Yes, I cried during the recordings because I couldn’t believe that we had to come to these instances to protect innocence and happiness. I realized that, among all, I was very lucky. I didn’t really receive much bullying when I entered school in Colombia, I made friends very quickly and they accepted me as I am, even though now I confuse accents and use words from here and there, it is still my brand and it is my pride to be Venezuelan. I never imagined going through all of what these children have gone through, and even so, there they were commenting on their experiences with smiling faces from being on Caracol Television (many said they were in a dream) but still with a hint of sadness in their eyes.
There’s one particular kid who made me breakdown because he reminded me of my older brother. A 14-year-old Venezuelan boy with Asperger’s syndrome* who has even had to face a weapon just because he is Venezuelan and has a behavioral disorder. And yet, he was one of the strongest of all the children there and the one I felt closest to. Angelo, he was happy to participate, he felt like a little hero to his family and together with his mother they expressed their desire to be ambassadors of this initiative. The Colombian children were also interested in continuing with this, in bringing awareness to what was happening and fighting against it, they all think that xenophobia is wrong and that no one should suffer discrimination because of their origin.
If children can fight against xenophobia, why can’t we? Once again I express my gratitude to Colombia and I hope that we will be more and more people who join this initiative so that more Venezuelans feel the Colombian warmth.
*Asperger’s syndrome: is an autism spectrum disorder that is usually less severe. People with this disorder may have unusual social behavior and a deep interest in specific issues.

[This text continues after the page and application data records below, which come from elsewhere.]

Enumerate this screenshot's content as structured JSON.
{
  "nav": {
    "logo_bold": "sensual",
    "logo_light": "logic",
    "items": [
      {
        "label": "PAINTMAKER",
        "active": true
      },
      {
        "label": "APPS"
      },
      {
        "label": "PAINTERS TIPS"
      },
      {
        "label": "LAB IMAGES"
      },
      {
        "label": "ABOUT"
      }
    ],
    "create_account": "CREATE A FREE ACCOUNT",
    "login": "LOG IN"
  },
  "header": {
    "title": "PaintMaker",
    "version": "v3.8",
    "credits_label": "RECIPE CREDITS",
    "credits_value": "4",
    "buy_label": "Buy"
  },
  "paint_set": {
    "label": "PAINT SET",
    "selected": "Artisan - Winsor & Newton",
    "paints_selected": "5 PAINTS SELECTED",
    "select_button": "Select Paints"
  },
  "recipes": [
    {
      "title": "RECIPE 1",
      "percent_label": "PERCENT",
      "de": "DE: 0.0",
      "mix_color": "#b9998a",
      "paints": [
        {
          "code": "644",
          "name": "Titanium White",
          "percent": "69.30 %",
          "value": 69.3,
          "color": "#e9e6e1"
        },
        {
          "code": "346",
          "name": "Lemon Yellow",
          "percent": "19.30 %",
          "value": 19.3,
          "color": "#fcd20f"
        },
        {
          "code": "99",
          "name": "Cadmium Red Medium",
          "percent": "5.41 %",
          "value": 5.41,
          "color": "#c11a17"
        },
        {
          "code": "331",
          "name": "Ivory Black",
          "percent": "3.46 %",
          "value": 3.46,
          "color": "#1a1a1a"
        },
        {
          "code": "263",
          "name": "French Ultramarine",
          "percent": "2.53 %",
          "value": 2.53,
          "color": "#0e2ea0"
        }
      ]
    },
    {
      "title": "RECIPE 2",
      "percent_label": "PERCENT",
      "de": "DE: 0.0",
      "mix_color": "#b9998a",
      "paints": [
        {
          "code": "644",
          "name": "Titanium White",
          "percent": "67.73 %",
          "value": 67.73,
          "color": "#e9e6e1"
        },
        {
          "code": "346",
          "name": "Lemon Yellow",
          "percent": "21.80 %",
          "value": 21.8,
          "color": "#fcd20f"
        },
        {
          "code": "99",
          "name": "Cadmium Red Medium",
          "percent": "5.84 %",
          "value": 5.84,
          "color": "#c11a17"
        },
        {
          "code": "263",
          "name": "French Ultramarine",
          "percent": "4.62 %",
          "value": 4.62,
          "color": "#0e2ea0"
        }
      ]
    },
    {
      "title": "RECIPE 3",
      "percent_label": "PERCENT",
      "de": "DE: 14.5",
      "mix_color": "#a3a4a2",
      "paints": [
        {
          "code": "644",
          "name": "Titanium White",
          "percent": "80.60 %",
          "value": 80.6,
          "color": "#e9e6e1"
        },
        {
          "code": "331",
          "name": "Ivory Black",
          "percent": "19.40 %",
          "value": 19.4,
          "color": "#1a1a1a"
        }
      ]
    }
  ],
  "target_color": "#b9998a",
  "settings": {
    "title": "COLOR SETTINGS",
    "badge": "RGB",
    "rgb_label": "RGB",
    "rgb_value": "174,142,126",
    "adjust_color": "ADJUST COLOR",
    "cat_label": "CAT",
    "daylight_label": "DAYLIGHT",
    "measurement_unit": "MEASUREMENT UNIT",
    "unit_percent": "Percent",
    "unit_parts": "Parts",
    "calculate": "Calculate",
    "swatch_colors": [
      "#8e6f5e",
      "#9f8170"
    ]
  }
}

Written by Eugenia Cabello, Advocacy and Communications Intern. Edited by communications area.